"Soul To Squeeze" and "Under The Bridge", Red Hot Chili Peppers;
"When I Come Around" - Green Day;
"Push", Matchbox 20;
"Dammit", Blink 182;
"Spiderwebs", No Doubt; and
"Runaway Train" by Soul Asylum.
What is 1564?
In music theory, we use roman numerals to talk about chords independent
of any key signature.

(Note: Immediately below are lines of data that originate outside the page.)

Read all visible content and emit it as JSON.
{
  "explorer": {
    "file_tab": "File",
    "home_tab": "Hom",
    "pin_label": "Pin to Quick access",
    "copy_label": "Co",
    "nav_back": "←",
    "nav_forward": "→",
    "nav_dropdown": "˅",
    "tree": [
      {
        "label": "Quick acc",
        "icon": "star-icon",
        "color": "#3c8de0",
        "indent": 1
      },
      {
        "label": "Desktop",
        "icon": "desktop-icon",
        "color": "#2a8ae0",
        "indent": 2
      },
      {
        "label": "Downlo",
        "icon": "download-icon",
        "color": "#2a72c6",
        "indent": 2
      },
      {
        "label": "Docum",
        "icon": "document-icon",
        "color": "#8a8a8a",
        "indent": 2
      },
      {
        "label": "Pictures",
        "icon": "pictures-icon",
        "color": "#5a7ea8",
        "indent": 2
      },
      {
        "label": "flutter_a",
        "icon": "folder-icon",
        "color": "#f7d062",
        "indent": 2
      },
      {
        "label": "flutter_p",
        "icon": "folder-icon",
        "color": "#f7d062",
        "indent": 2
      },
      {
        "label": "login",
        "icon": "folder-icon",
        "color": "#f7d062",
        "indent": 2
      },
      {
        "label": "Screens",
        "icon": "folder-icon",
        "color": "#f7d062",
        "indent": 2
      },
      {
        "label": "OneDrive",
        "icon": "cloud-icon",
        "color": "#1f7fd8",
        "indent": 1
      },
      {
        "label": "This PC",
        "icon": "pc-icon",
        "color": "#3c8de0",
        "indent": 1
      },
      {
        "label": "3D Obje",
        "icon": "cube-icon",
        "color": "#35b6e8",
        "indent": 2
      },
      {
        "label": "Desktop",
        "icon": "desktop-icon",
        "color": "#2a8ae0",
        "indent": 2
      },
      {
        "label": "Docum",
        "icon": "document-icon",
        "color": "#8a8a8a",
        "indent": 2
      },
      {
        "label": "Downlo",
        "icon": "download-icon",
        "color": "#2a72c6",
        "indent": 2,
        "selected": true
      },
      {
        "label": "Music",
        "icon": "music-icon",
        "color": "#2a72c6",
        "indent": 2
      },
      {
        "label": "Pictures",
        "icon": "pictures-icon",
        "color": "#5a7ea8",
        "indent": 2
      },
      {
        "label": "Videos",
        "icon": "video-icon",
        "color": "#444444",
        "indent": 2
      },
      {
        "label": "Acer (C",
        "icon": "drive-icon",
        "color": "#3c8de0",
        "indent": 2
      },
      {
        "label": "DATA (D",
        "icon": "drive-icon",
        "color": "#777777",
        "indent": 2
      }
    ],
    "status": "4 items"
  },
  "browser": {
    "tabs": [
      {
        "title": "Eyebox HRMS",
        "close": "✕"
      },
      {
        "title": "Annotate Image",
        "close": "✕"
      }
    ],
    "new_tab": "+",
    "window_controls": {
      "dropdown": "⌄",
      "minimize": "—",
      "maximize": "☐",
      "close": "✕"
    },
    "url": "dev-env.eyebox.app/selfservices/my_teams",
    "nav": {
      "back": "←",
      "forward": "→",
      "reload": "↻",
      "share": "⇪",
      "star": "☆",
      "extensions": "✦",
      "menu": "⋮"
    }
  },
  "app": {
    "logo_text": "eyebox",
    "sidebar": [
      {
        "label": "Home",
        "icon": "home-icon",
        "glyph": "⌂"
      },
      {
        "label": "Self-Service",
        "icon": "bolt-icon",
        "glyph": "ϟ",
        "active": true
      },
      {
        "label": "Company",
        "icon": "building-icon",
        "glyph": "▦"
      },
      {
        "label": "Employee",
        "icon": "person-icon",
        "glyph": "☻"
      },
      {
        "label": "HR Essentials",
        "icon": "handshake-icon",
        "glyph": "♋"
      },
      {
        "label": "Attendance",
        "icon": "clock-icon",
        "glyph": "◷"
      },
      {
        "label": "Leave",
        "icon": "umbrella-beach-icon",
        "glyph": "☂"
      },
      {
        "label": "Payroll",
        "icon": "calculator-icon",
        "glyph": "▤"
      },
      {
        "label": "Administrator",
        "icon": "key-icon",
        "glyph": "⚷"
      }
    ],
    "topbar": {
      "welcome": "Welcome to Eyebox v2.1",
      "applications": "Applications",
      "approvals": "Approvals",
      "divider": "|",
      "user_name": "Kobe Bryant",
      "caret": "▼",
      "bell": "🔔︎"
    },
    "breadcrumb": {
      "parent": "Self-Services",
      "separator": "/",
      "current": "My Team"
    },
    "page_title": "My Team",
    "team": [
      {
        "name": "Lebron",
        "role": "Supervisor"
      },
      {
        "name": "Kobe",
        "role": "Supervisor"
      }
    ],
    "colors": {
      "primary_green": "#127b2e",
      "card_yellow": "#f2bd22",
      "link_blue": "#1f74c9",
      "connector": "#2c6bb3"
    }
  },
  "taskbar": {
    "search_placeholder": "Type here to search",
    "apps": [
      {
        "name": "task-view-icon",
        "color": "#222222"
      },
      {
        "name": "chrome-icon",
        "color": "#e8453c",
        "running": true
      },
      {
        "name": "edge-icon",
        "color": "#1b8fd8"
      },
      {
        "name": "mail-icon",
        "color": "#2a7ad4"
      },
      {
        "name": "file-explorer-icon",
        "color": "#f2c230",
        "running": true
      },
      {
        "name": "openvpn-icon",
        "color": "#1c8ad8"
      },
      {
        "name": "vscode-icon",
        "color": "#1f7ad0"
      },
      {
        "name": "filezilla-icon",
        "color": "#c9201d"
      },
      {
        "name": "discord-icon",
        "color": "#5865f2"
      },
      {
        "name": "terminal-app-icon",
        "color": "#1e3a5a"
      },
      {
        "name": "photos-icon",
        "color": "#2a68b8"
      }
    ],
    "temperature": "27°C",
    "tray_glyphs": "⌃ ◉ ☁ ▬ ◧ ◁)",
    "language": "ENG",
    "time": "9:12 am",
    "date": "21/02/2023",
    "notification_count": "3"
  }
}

While the F - C - d - B-flat sequence is based on the
key of F, the corresponding I-V-vi-IV notation can be transposed to another key,
such as C major, where it becomes C - G - a - F.
I abbreviate I-V-vi-IV to 1564 for brevity.
This is but the surface of harmony theory and chord progressions.
I apologize that I am not providing anything close to thorough information here.
It sounds like a good mix of songs -- but the sequence numbs you,
as if the station had chosen one song and played it 10 times.
That's exactly what happened.
All the above songs rely on the same chord progression, called 1564 (see sidebar)
to pull the melody along.
If you wanted to (with some speed adjustments) you could play all ten concurrently,
and they'd mesh. Pull out your piano and try this with the lyrics from No Doubt, Blink 182,
Red Hot Chili Peppers, and U2, provided below.
Wasn't that fun? You might be starting to realize why many songwriters reach for this
old standby, consciously or not; it has the cadences old theorists proclaimed as necessary
for a piece of music to have power. The tonic (I) leads naturally to the dominant chord (V),
which provides a nice layup to the minor chord (vi); the subdominant (IV) sets you up
perfectly for the tonic, so you can repeat the whole thing again. It's now a cliche. New songs
with 1564 are without power, because they don't show you anything novel.
1564 isn't the only chord progression out there. Semisonic's "Closing Time" is yet another
1524, for example. Sarah McLaughlin's "Building a Mystery" is a 6415, really a rotated 1564,
and it's not the first time she's sipped from that well. Most pop music, even "alternative" rock,
falls into the same patterns. You can make a game out of recognizing the patterns, and showing
large groups of seemingly disparate songs to be slight variations on the same theme.
I'll talk more about this later.
Update: as it turned out, no, I never did. But Axis of Awesome has;
check out their 2009 performance in Melbourne for Network Ten.